There was not water for the community – The lack of water is a punishment for their not having mourned her appropriately. Regarding Moshe and Aharon, it is said that the Children of Yisrael cried, but here it does not say they cried for her, it merely says she “died there and she was buried there.” She was buried immediately in the place that she died, but then it is as if she was forgotten, like she was dead from the heart, it is as if they did not feel her absence at all, and so this is why they lacked water, as a means of informing them retroactively that the well was by virtue of the merit of Miriam.
The last concept, that the well was by virtue of the merit of Miriam, is a foundational midrashic concept developed in the early generations of rabbinic interpretation and even found within the Aramaic translation of Targum Yonatan. But the Kli Yakar’s original insight, that the lack of water is a punishment for their not having mourned Miriam, is something very significant.
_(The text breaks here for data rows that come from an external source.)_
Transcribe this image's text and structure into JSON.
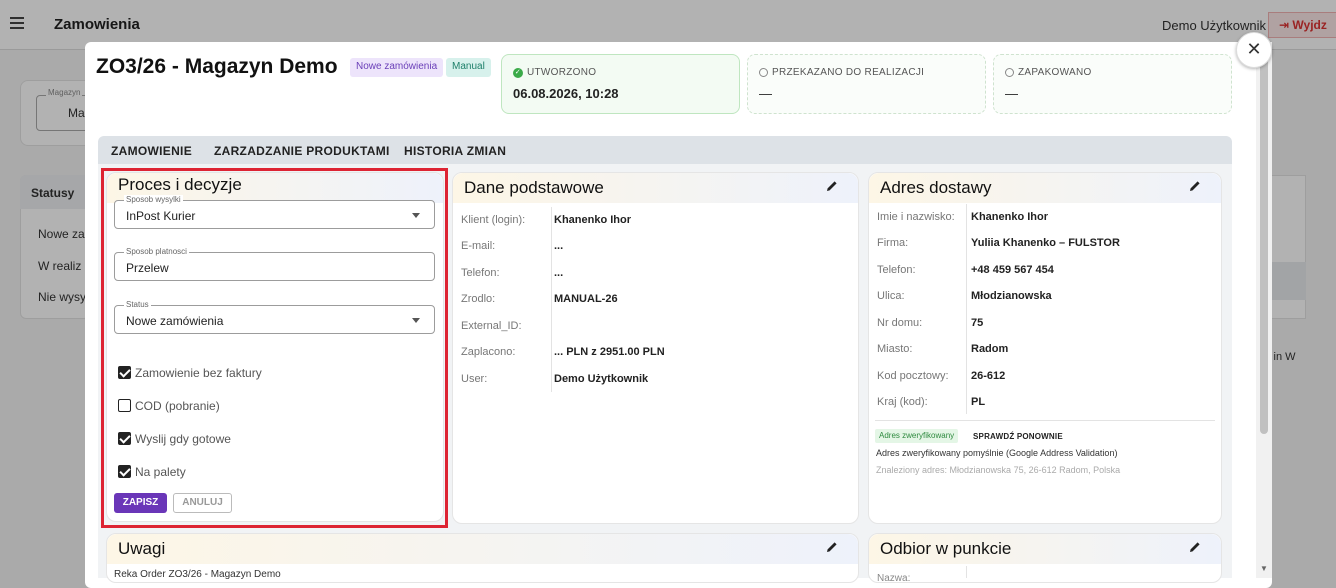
{
  "app": {
    "title": "Zamowienia",
    "user": "Demo Użytkownik",
    "logout": "Wyjdz",
    "bg_field_label": "Magazyn",
    "bg_field_value": "Ma",
    "statuses_title": "Statusy",
    "statuses": [
      "Nowe za",
      "W realiz",
      "Nie wysy"
    ],
    "bg_right_text": "ma d in W"
  },
  "modal": {
    "title": "ZO3/26 - Magazyn Demo",
    "chips": {
      "status": "Nowe zamówienia",
      "source": "Manual"
    },
    "close": "✕",
    "steps": [
      {
        "label": "UTWORZONO",
        "value": "06.08.2026, 10:28"
      },
      {
        "label": "PRZEKAZANO DO REALIZACJI",
        "value": "—"
      },
      {
        "label": "ZAPAKOWANO",
        "value": "—"
      }
    ],
    "tabs": [
      "ZAMOWIENIE",
      "ZARZADZANIE PRODUKTAMI",
      "HISTORIA ZMIAN"
    ]
  },
  "process": {
    "title": "Proces i decyzje",
    "shipping": {
      "label": "Sposob wysylki",
      "value": "InPost Kurier"
    },
    "payment": {
      "label": "Sposob platnosci",
      "value": "Przelew"
    },
    "status": {
      "label": "Status",
      "value": "Nowe zamówienia"
    },
    "checkboxes": [
      {
        "label": "Zamowienie bez faktury",
        "checked": true
      },
      {
        "label": "COD (pobranie)",
        "checked": false
      },
      {
        "label": "Wyslij gdy gotowe",
        "checked": true
      },
      {
        "label": "Na palety",
        "checked": true
      }
    ],
    "save": "ZAPISZ",
    "cancel": "ANULUJ"
  },
  "basic": {
    "title": "Dane podstawowe",
    "rows": [
      {
        "key": "Klient (login):",
        "value": "Khanenko Ihor"
      },
      {
        "key": "E-mail:",
        "value": "..."
      },
      {
        "key": "Telefon:",
        "value": "..."
      },
      {
        "key": "Zrodlo:",
        "value": "MANUAL-26"
      },
      {
        "key": "External_ID:",
        "value": ""
      },
      {
        "key": "Zaplacono:",
        "value": "... PLN z 2951.00 PLN"
      },
      {
        "key": "User:",
        "value": "Demo Użytkownik"
      }
    ]
  },
  "address": {
    "title": "Adres dostawy",
    "rows": [
      {
        "key": "Imie i nazwisko:",
        "value": "Khanenko Ihor"
      },
      {
        "key": "Firma:",
        "value": "Yuliia Khanenko – FULSTOR"
      },
      {
        "key": "Telefon:",
        "value": "+48 459 567 454"
      },
      {
        "key": "Ulica:",
        "value": "Młodzianowska"
      },
      {
        "key": "Nr domu:",
        "value": "75"
      },
      {
        "key": "Miasto:",
        "value": "Radom"
      },
      {
        "key": "Kod pocztowy:",
        "value": "26-612"
      },
      {
        "key": "Kraj (kod):",
        "value": "PL"
      }
    ],
    "verified_chip": "Adres zweryfikowany",
    "recheck": "SPRAWDŹ PONOWNIE",
    "verified_msg": "Adres zweryfikowany pomyślnie (Google Address Validation)",
    "found": "Znaleziony adres: Młodzianowska 75, 26-612 Radom, Polska"
  },
  "notes": {
    "title": "Uwagi",
    "text": "Reka Order ZO3/26 - Magazyn Demo"
  },
  "pickup": {
    "title": "Odbior w punkcie",
    "key": "Nazwa:"
  },
  "colors": {
    "accent": "#6a36b8",
    "highlight": "#dd2433",
    "ok": "#3aaa48"
  }
}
It also sheds light on another foundational rabbinic interpretive move as it relates to Miriam. The Rabbis pick up on another discrepancy between Miriam and her siblings in their deaths. When Aharon dies, it says his death was “by the mouth of Hashem,” and when Moshe dies at the end of the Torah it says his death was “by the mouth of Hashem.” But here, it simply says, “Miriam died there and she was buried there.” Yet, we learn in the Talmud (Moed Katan 28a):
Rabbi Elazar said: Even Miriam died by a kiss. It says, “there,” and it says “there” regarding Moshe. So why is it not said regarding Miriam, “by the mouth of Hashem”? Because it would be inappropriate for such a thing to be said.
At Moshe’s death, it says: “Moshe died there…” and here it says “Miriam died there,” therefore, according to Rabbi Elazar, the occurrence in both instances of the word “there” teaches that they both died in a similar fashion, “by the mouth of Hashem.” Apparently, though, for the worldview of the Rabbis, having the Torah explicitly state that Hashem kissed a woman was, apparently, unseemly.
What Rabbi Elazar shows us is the healing and damaging power of interpretation. In one stroke he simultaneously gives Miriam her due as a significant figure in the narrative of Torah, while also diminishing her honor by subjugating her and objectifying her. Yet, for me, the righteous indignation of the Kli Yakar sheds an interesting light on this other interpretive move. By naming that the people were punished for their not having mourned Miriam, it seems to me, then, that in a certain way we are punished by not having the fullness of her story and her voice. Just as the people lacked water, we too lack. Rabbi Elazar’s submitting to the misogyny of the day aside, he also redeemed Miriam, reminding us that her greatness deserves our attention.